The extension study’s primary outcome of interest was the first occurrence of nonfatal myocardial infarction (MI), stroke, or CV death. The study also included an extended CV outcome that included the primary outcome or hospitalization for heart failure or unstable angina, coronary or peripheral revascularization, coronary heart disease diagnosed by angiography, or silent MI assessed by ECG. Annually during follow-up, the investigators assessed CV risk factors and ECG findings.

Results were reported based on a median 21-year follow up, which included the mean 3-year follow up period of the original DPP.

CV events few, no difference between groups

During that period, 310 participants experienced a first major CV event and, according to the research team, incidence did not differ between treatment groups.

Regarding risk for the primary outcome, researchers found that neither metformin nor lifestyle intervention reduced occurrence. The hazard ratio (HR) for metformin when compared to placebo was 1.03 (95% CI, 0.78-1.37; P = .81) and for the lifestyle intervention vs placebo was 1.14 (95% CI, 0.87-1.5; P = .34). Results persisted after adjustment for risk factors and results were similar when researchers assessed the extended CV outcome.
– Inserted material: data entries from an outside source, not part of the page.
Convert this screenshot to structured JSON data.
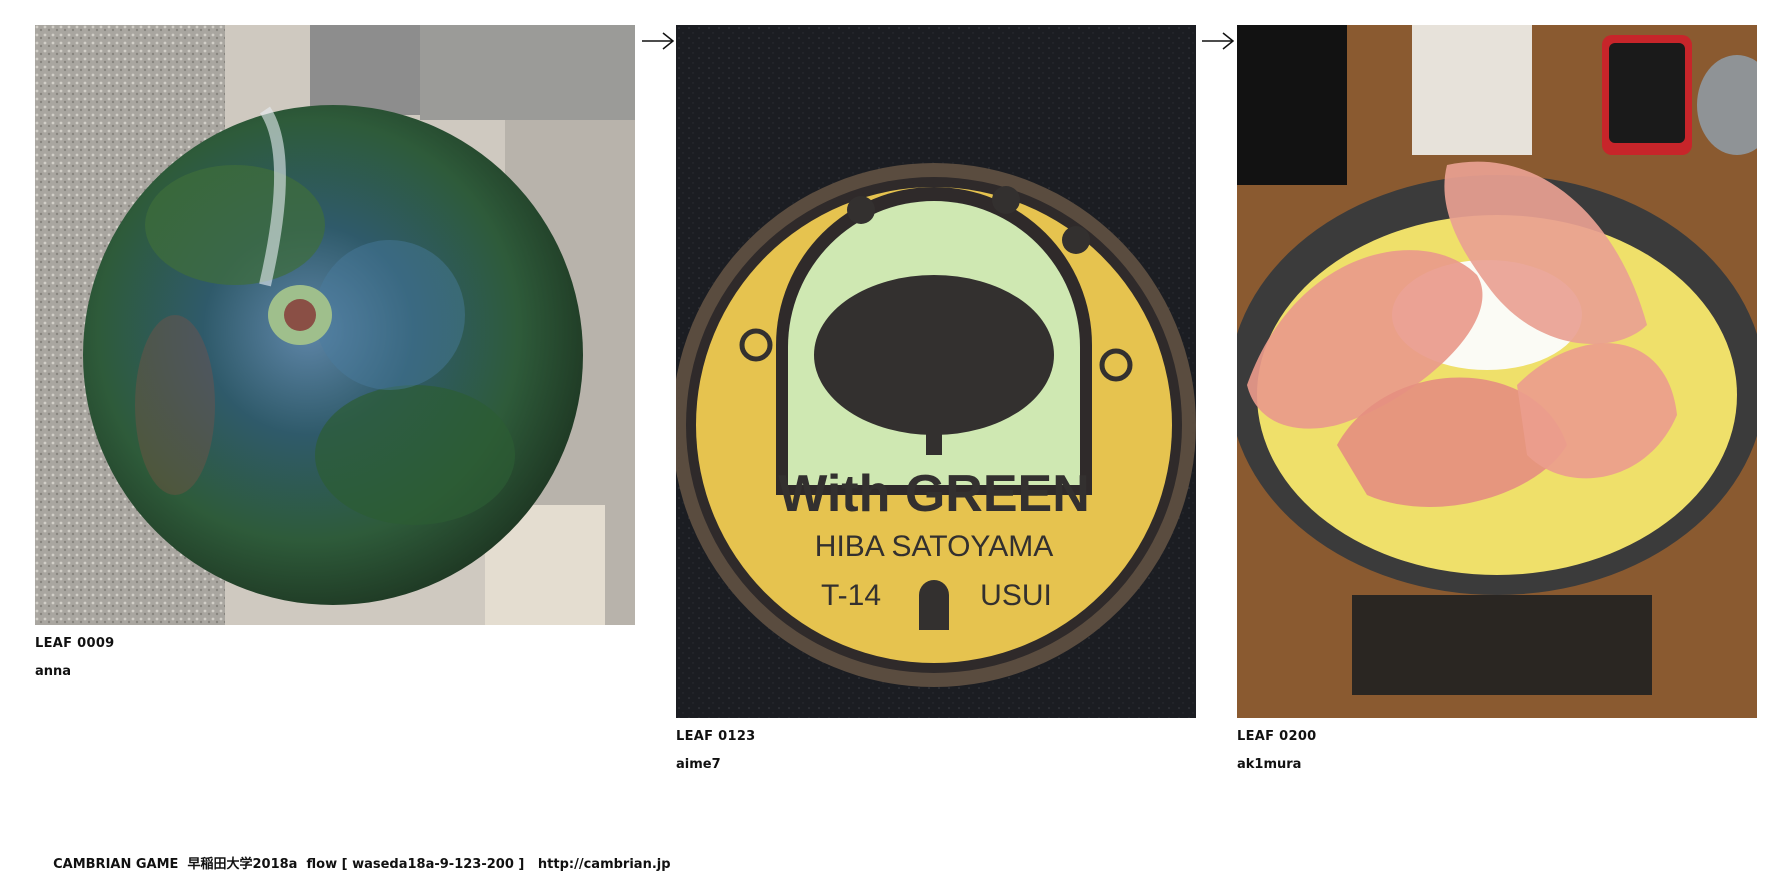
{
  "leaves": [
    {
      "label": "LEAF 0009",
      "user": "anna",
      "image": "green-glazed-ceramic-ball-photo"
    },
    {
      "label": "LEAF 0123",
      "user": "aime7",
      "image": "manhole-cover-photo",
      "manhole": {
        "line1": "With GREEN",
        "line2": "HIBA SATOYAMA",
        "left": "T-14",
        "right": "USUI"
      }
    },
    {
      "label": "LEAF 0200",
      "user": "ak1mura",
      "image": "prosciutto-rice-bowl-photo"
    }
  ],
  "arrows": [
    "arrow-right-icon",
    "arrow-right-icon"
  ],
  "footer": {
    "game": "CAMBRIAN GAME",
    "course": "早稲田大学2018a",
    "flow": "flow [ waseda18a-9-123-200 ]",
    "url": "http://cambrian.jp"
  }
}
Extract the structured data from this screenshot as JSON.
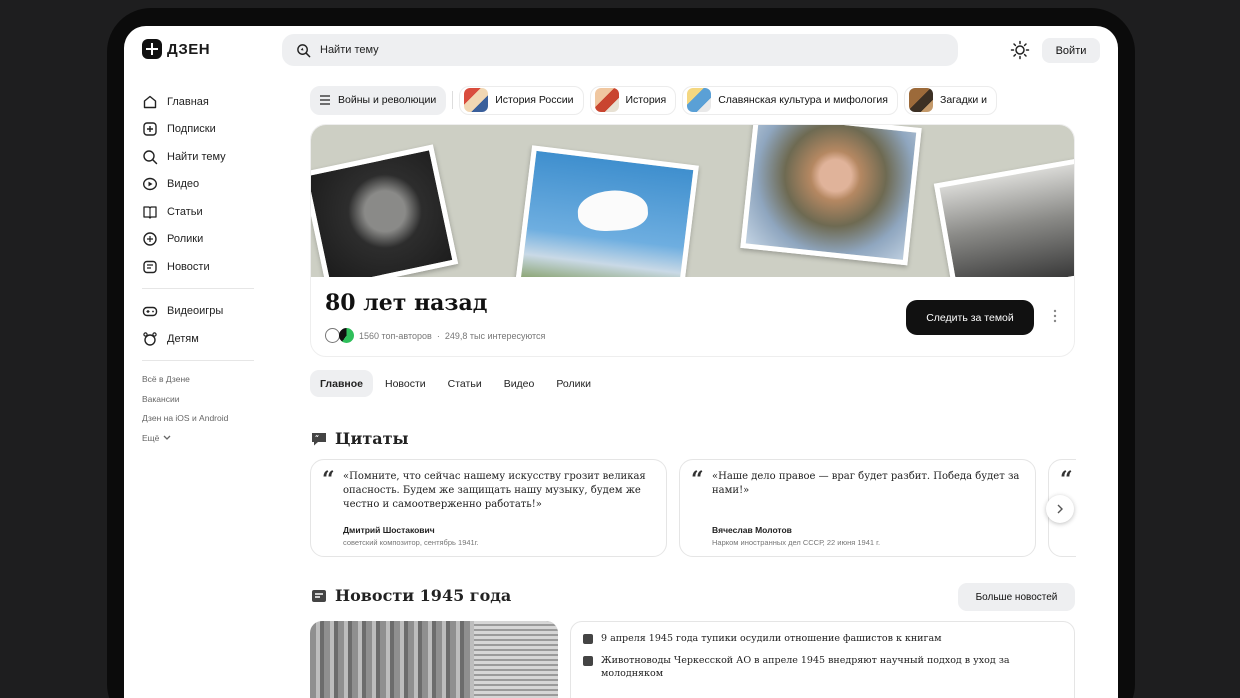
{
  "app": {
    "logo_text": "ДЗЕН",
    "search_placeholder": "Найти тему",
    "login_label": "Войти"
  },
  "sidebar": {
    "items": [
      {
        "label": "Главная",
        "icon": "home-icon"
      },
      {
        "label": "Подписки",
        "icon": "subscriptions-icon"
      },
      {
        "label": "Найти тему",
        "icon": "find-topic-icon"
      },
      {
        "label": "Видео",
        "icon": "video-icon"
      },
      {
        "label": "Статьи",
        "icon": "articles-icon"
      },
      {
        "label": "Ролики",
        "icon": "shorts-icon"
      },
      {
        "label": "Новости",
        "icon": "news-icon"
      }
    ],
    "extra_items": [
      {
        "label": "Видеоигры",
        "icon": "gamepad-icon"
      },
      {
        "label": "Детям",
        "icon": "kids-icon"
      }
    ],
    "links": [
      "Всё в Дзене",
      "Вакансии",
      "Дзен на iOS и Android",
      "Ещё"
    ]
  },
  "topics": [
    {
      "label": "Войны и революции",
      "active": true
    },
    {
      "label": "История России",
      "active": false
    },
    {
      "label": "История",
      "active": false
    },
    {
      "label": "Славянская культура и мифология",
      "active": false
    },
    {
      "label": "Загадки и",
      "active": false
    }
  ],
  "hero": {
    "title": "80 лет назад",
    "authors": "1560 топ-авторов",
    "interested": "249,8 тыс интересуются",
    "separator": "·",
    "follow_label": "Следить за темой"
  },
  "tabs": [
    "Главное",
    "Новости",
    "Статьи",
    "Видео",
    "Ролики"
  ],
  "quotes_section": {
    "title": "Цитаты",
    "items": [
      {
        "text": "«Помните, что сейчас нашему искусству грозит великая опасность. Будем же защищать нашу музыку, будем же честно и самоотверженно работать!»",
        "author": "Дмитрий Шостакович",
        "role": "советский композитор, сентябрь 1941г."
      },
      {
        "text": "«Наше дело правое — враг будет разбит. Победа будет за нами!»",
        "author": "Вячеслав Молотов",
        "role": "Нарком иностранных дел СССР, 22 июня 1941 г."
      }
    ]
  },
  "news_section": {
    "title": "Новости 1945 года",
    "more_label": "Больше новостей",
    "items": [
      "9 апреля 1945 года тупики осудили отношение фашистов к книгам",
      "Животноводы Черкесской АО в апреле 1945 внедряют научный подход в уход за молодняком"
    ]
  },
  "colors": {
    "accent": "#111111",
    "chip_bg": "#eeeff1",
    "page_bg": "#1e1e1f"
  }
}
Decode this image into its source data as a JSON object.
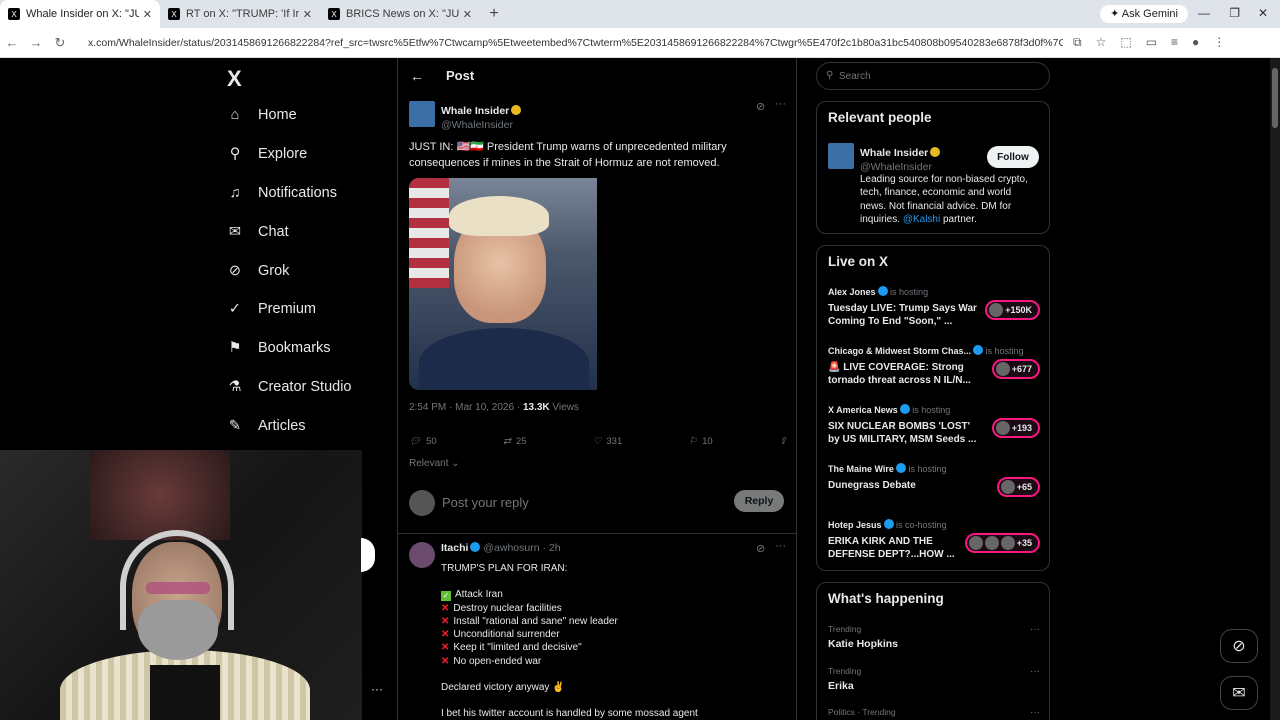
{
  "browser": {
    "tabs": [
      {
        "title": "Whale Insider on X: \"JUST IN: u",
        "active": true
      },
      {
        "title": "RT on X: \"TRUMP: 'If Iran has pu",
        "active": false
      },
      {
        "title": "BRICS News on X: \"JUST IN: usr",
        "active": false
      }
    ],
    "gemini": "Ask Gemini",
    "url": "x.com/WhaleInsider/status/2031458691266822284?ref_src=twsrc%5Etfw%7Ctwcamp%5Etweetembed%7Ctwterm%5E2031458691266822284%7Ctwgr%5E470f2c1b80a31bc540808b09540283e6878f3d0f%7Ctwcon%5Es1_&ref_url=https%..."
  },
  "nav": {
    "logo": "X",
    "items": [
      "Home",
      "Explore",
      "Notifications",
      "Chat",
      "Grok",
      "Premium",
      "Bookmarks",
      "Creator Studio",
      "Articles"
    ]
  },
  "post": {
    "header": "Post",
    "author_name": "Whale Insider",
    "author_handle": "@WhaleInsider",
    "text": "JUST IN: 🇺🇸🇮🇷 President Trump warns of unprecedented military consequences if mines in the Strait of Hormuz are not removed.",
    "time": "2:54 PM · Mar 10, 2026 · ",
    "views_count": "13.3K",
    "views_label": " Views",
    "replies": "50",
    "reposts": "25",
    "likes": "331",
    "bookmarks": "10",
    "sort": "Relevant"
  },
  "reply_box": {
    "placeholder": "Post your reply",
    "button": "Reply"
  },
  "reply": {
    "name": "Itachi",
    "handle": "@awhosurn",
    "time": "· 2h",
    "heading": "TRUMP'S PLAN FOR IRAN:",
    "check_item": "Attack Iran",
    "cross_items": [
      "Destroy nuclear facilities",
      "Install \"rational and sane\" new leader",
      "Unconditional surrender",
      "Keep it \"limited and decisive\"",
      "No open-ended war"
    ],
    "declared": "Declared victory anyway ✌",
    "last": "I bet his twitter account is handled by some mossad agent"
  },
  "sidebar": {
    "search_placeholder": "Search",
    "relevant_title": "Relevant people",
    "person_name": "Whale Insider",
    "person_handle": "@WhaleInsider",
    "follow": "Follow",
    "bio_prefix": "Leading source for non-biased crypto, tech, finance, economic and world news. Not financial advice. DM for inquiries. ",
    "bio_link": "@Kalshi",
    "bio_suffix": " partner.",
    "live_title": "Live on X",
    "live": [
      {
        "who": "Alex Jones",
        "status": "is hosting",
        "title": "Tuesday LIVE: Trump Says War Coming To End \"Soon,\" ...",
        "count": "+150K"
      },
      {
        "who": "Chicago & Midwest Storm Chas...",
        "status": "is hosting",
        "title": "🚨 LIVE COVERAGE: Strong tornado threat across N IL/N...",
        "count": "+677"
      },
      {
        "who": "X America News",
        "status": "is hosting",
        "title": "SIX NUCLEAR BOMBS 'LOST' by US MILITARY, MSM Seeds ...",
        "count": "+193"
      },
      {
        "who": "The Maine Wire",
        "status": "is hosting",
        "title": "Dunegrass Debate",
        "count": "+65"
      },
      {
        "who": "Hotep Jesus",
        "status": "is co-hosting",
        "title": "ERIKA KIRK AND THE DEFENSE DEPT?...HOW ...",
        "count": "+35"
      }
    ],
    "happening_title": "What's happening",
    "trends": [
      {
        "cat": "Trending",
        "title": "Katie Hopkins"
      },
      {
        "cat": "Trending",
        "title": "Erika"
      },
      {
        "cat": "Politics · Trending",
        "title": ""
      }
    ]
  },
  "colors": {
    "background": "#000000",
    "accent": "#1d9bf0",
    "live": "#f91880"
  }
}
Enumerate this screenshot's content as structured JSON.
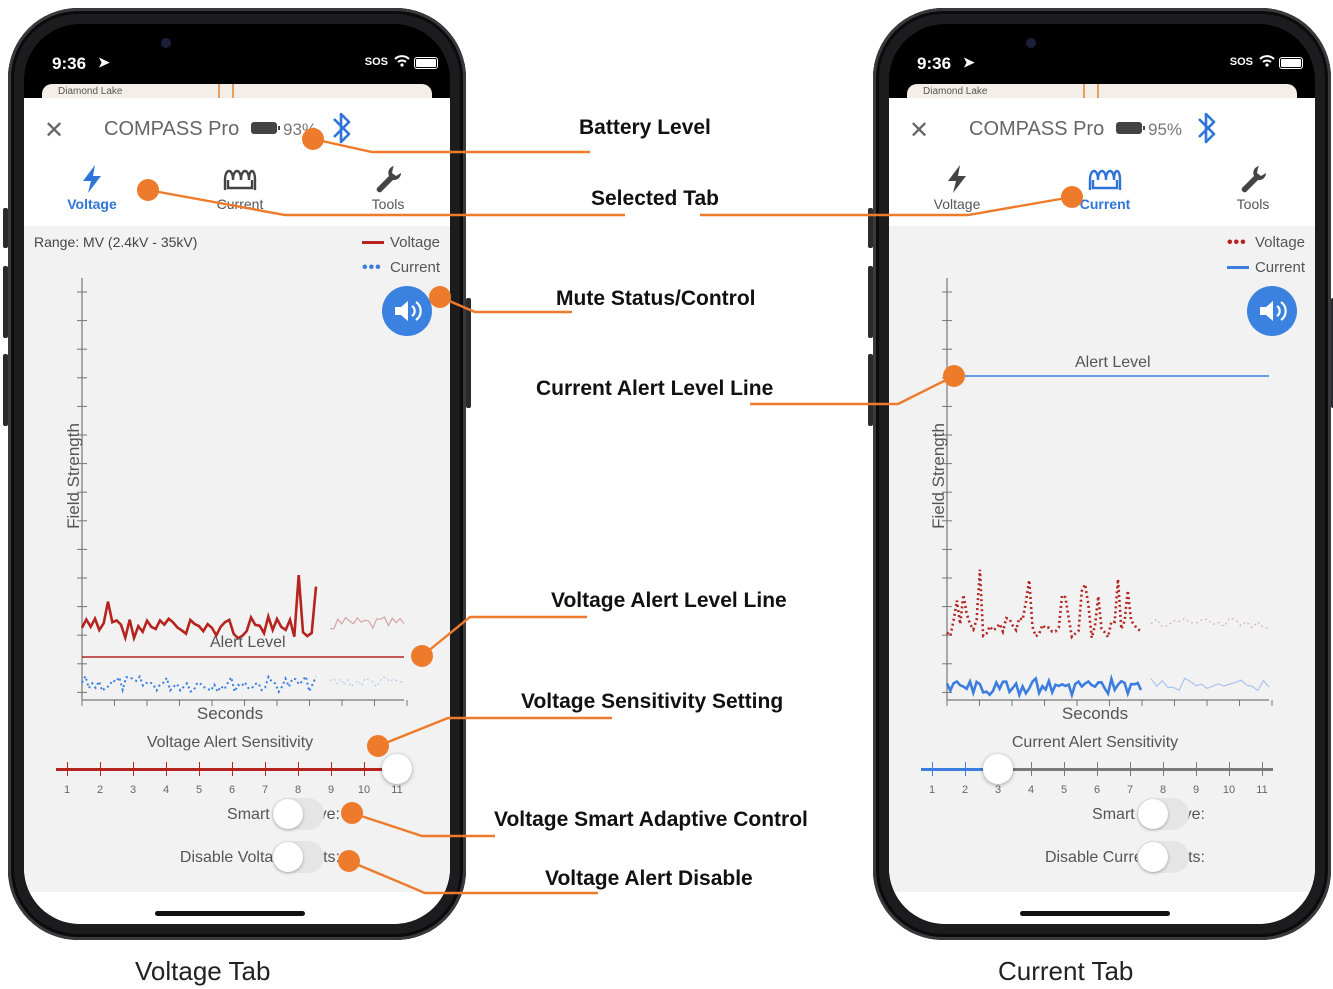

When they assessed the major CV event components investigators found fewer nonfatal strokes in the metformin vs the placebo group, with no significant difference in rates (HR, 0.57 [95% CI, 0.31-1.06]; P=.07). For the lifestyle intervention group, however, they report the opposite trend, (HR, 1.42 [95% CI, 0.87–2.30]; P=.16).

The risk for CV death in both the metformin and lifestyle groups “trended higher” but did not differ from the placebo group, they report. The research group also found no significant associations between the interventions and incidence of the extended cardiovascular outcome.

When the investigators evaluated data from prespecified subgroups they found no significant heterogeneity for either study intervention by age, sex, race/ethnicity, or development of T2D.

“It’s important to note that most study participants also received treatment with cholesterol and blood pressure medications, which are known to reduce CVD risk. Therefore, the low rate of development of cardiovascular disease found overall may have been due to these medications, which would make it difficult to identify a beneficial effect of lifestyle or metformin intervention,” said writing group chair Goldberg.

“Future research to identify higher risk subgroups is needed to develop a more targeted approach to cardiovascular disease prevention in people with prediabetes and type 2 diabetes.”


Reference: Goldberg RB, Orchard TJ, Crandall JP, et al on behalf of the Diabetes Prevention Program Research Group. Effects of long-term metformin and lifestyle interventions on cardiovascular events in Diabetes Prevention Program and its Outcome Study. Circulation. Published online May 23, 2022. https://doi.org/10.1161/CIRCULATIONAHA.121.056756